Proposed Navi Mumbai international airport lands in fresh trouble
May 5, 2010
Work on the NaviMumbaiInternationalAirport has run into fresh trouble with villagers affected by the proposed project boycotting a crucial meeting with the authorities today.
"We believe that the conditions being put forth are not in our best interests," said Mahindra Patil, sarpanch of Pargaon, one of the affected villages where agricultural land is yet to be acquired by CIDCO.
The villagers met yesterday evening to discuss the matter among themselves, and thereafter, chose to boycott today's meeting. They have also handed over written petitions detailing the reasons behind their non co-operation to the authorities, including CIDCO, the district collector, Maharashtra Pollution Control Board (MPCB), and the tehsildar.
In a letter dated 26 March 2010, the Maharashtra Pollution Control Board (MPCB) had notified the villagers that a public feedback meeting will be held on 5 May 2010. The main objective of the meeting was to get feedback from the villagers regarding the environmental impact assessment (EIA) report that was presented to them by the authorities in mid-March 2010.
The EIA report, put together by the Centre for Environmental Science and Engineering (CESE), IIT Bombay, runs into five volumes and contains reports that were prepared by specialised agencies commissioned to study various environmental aspects of the project. The EIA report notes in section 4.12 (Land Status & Settlement) of its first volume (Executive Summary) that out of the 2,054 hectares (ha) required for the project, 1,154ha is in City and Industrial Development Corporation Ltd (CIDCO)'s possession, 443ha of government land is being transferred to CIDCO, while the balance is private land that is still being acquired.
Confirming the same in his presentation on Wednesday, Jayant Kulkarni, general manager for SEZ, CIDCO additionally disclosed that of the 443ha of Government land, 188ha has already been transferred to CIDCO.
While CIDCO has been tight-lipped on any specific deadline for land acquisition, it is learnt that a special land acquisition officer (SLO), Nandakumar Koshti, is currently overseeing the land acquisition activities pertaining to the airport.
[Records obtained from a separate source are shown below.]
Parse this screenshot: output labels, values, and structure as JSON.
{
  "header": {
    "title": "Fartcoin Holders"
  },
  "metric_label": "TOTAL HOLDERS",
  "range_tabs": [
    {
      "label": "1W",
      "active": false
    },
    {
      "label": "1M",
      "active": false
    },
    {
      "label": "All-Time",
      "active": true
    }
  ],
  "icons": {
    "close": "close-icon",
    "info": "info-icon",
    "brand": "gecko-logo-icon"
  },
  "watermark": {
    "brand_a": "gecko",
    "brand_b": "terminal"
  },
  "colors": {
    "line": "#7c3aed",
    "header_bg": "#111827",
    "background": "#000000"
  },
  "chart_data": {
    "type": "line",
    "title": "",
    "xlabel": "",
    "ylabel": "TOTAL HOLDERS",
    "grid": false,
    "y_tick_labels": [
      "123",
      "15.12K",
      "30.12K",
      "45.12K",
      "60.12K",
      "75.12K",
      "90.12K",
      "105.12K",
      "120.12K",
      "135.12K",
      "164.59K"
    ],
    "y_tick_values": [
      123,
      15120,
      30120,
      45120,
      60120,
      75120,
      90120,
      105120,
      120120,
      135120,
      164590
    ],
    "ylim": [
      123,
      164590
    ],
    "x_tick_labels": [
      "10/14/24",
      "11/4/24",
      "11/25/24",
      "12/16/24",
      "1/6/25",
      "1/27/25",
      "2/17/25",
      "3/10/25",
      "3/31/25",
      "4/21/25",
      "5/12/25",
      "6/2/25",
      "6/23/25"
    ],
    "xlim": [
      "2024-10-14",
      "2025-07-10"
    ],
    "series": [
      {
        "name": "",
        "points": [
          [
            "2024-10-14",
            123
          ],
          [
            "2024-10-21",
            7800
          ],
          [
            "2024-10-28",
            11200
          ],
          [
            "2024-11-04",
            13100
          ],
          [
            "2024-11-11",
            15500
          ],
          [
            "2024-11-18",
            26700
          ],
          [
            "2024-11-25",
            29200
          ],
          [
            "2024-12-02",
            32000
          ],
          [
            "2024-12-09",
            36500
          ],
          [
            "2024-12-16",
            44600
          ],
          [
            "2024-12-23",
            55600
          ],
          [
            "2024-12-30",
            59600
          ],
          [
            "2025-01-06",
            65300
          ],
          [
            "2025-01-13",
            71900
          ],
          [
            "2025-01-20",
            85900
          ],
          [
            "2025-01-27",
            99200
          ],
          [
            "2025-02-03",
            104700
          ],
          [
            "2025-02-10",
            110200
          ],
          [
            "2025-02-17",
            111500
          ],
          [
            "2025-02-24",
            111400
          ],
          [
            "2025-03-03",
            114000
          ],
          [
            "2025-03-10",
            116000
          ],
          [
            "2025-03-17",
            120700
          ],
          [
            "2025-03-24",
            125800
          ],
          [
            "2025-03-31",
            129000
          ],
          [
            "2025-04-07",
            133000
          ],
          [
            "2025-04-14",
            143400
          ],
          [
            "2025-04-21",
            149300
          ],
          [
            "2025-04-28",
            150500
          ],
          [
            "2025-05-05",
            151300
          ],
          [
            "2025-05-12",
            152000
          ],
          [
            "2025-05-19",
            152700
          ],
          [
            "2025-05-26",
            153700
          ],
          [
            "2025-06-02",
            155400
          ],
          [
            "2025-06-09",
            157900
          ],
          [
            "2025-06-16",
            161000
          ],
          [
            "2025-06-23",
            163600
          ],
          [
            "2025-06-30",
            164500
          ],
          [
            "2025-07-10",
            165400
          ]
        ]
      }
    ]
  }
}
While the SLO has not yet commented on the precise status of these land acquisitions, some in his office have confirmed that they are currently working on the matter.
According to information provided by the villagers, the last public declaration pertaining to land acquisition was published in local newspapers on 16 February 2010. This declaration has lead to more confusion and discontent among the villagers as the purpose of land acquisition in it has been changed to "Navi Mumbai Project" as opposed to the "InternationalAirport" cited in an earlier declaration dated 10 January 2010.
Many locals strongly believe that portions of the land being acquired under the project will be used for other projects too. They said that they have tried to ascertain the reason for this sudden change in the declaration, and have not yet received any convincing answer.
They have also pointed out that a resettlement and rehabilitation (R&R) committee was to be formed with representation from each of the affected villages. This too has not yet materialised.
In the meeting today, officials further informed that the EIA has been submitted to the Centre and environmental clearance is awaited.
Replying to queries, an official confirmed that a second phase of the hydro-geological survey conducted by the Groundwater Survey and Development Agency (GSDA), Water Supply and Sanitation Department, government of Maharashtra, is yet to be undertaken. The GSDA has recommended in the current EIA that a second phase be conducted since the present hydro-geological study collected and analysed only post-monsoon data. The second phase will include pre-monsoon data, among other things.
CIDCO reiterated in its presentation today that it expects to start work on the project this year and is aiming to complete the first phase of the project by 2013, at an estimated cost of Rs4,952 crore. However, if today's protests are indicative of things to come, the project is in for a tough ride, and it might be very difficult to stop it from running into additional time and cost overruns. — Praveen Kurup